> [ASSIGNMENT]
The records below need to come back exactly as they are, pictures omitted.

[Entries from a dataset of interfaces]
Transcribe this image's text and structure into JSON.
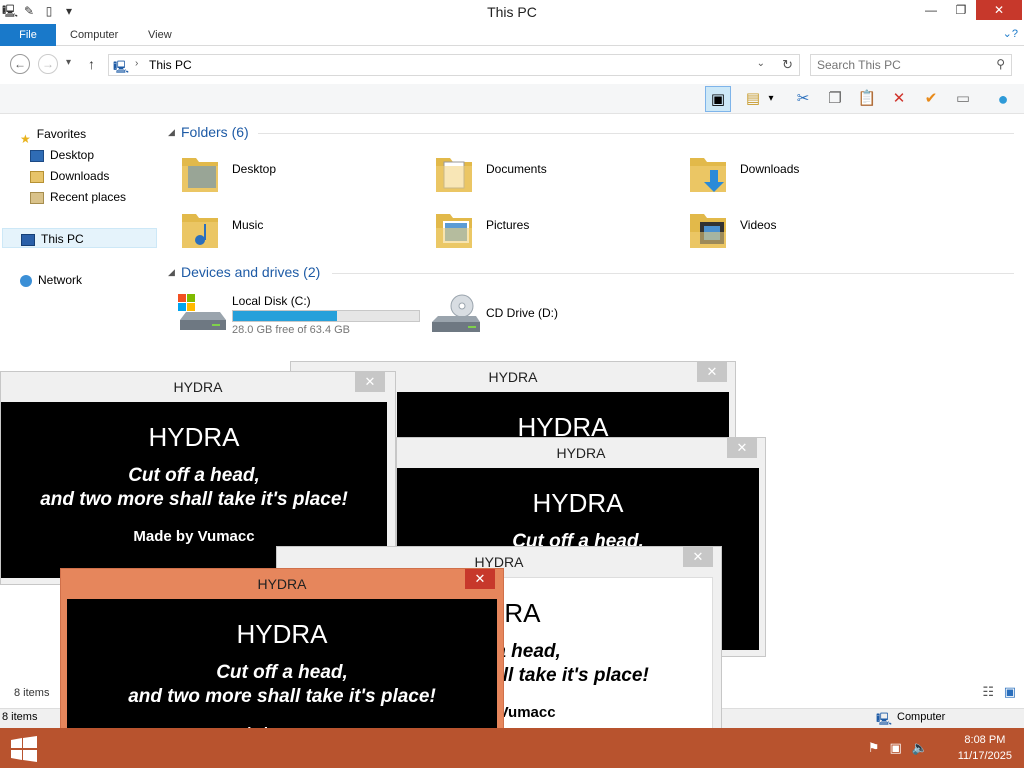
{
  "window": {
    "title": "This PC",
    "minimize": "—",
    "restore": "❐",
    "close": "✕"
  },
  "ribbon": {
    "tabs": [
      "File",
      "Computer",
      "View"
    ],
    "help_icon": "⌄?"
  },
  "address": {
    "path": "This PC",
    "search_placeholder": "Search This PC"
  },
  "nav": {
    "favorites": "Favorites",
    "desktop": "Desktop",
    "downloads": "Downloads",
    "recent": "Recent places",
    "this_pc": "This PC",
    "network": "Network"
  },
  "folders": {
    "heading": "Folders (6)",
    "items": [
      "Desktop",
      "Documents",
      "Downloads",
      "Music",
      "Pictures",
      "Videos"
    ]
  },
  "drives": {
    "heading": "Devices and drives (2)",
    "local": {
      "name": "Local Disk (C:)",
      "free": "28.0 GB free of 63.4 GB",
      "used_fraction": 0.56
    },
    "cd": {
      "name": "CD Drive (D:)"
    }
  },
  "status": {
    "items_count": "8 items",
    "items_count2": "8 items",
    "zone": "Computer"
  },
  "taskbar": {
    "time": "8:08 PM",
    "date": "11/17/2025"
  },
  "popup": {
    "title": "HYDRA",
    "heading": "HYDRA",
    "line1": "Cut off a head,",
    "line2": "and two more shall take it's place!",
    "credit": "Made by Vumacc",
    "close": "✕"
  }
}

> [RESULT OF THE EXERCISE]
Transcribe this image's text and structure into JSON.
{
  "window": {
    "title": "This PC",
    "minimize": "—",
    "restore": "❐",
    "close": "✕"
  },
  "ribbon": {
    "tabs": [
      "File",
      "Computer",
      "View"
    ],
    "help_icon": "⌄?"
  },
  "address": {
    "path": "This PC",
    "search_placeholder": "Search This PC"
  },
  "nav": {
    "favorites": "Favorites",
    "desktop": "Desktop",
    "downloads": "Downloads",
    "recent": "Recent places",
    "this_pc": "This PC",
    "network": "Network"
  },
  "folders": {
    "heading": "Folders (6)",
    "items": [
      "Desktop",
      "Documents",
      "Downloads",
      "Music",
      "Pictures",
      "Videos"
    ]
  },
  "drives": {
    "heading": "Devices and drives (2)",
    "local": {
      "name": "Local Disk (C:)",
      "free": "28.0 GB free of 63.4 GB",
      "used_fraction": 0.56
    },
    "cd": {
      "name": "CD Drive (D:)"
    }
  },
  "status": {
    "items_count": "8 items",
    "items_count2": "8 items",
    "zone": "Computer"
  },
  "taskbar": {
    "time": "8:08 PM",
    "date": "11/17/2025"
  },
  "popup": {
    "title": "HYDRA",
    "heading": "HYDRA",
    "line1": "Cut off a head,",
    "line2": "and two more shall take it's place!",
    "credit": "Made by Vumacc",
    "close": "✕"
  }
}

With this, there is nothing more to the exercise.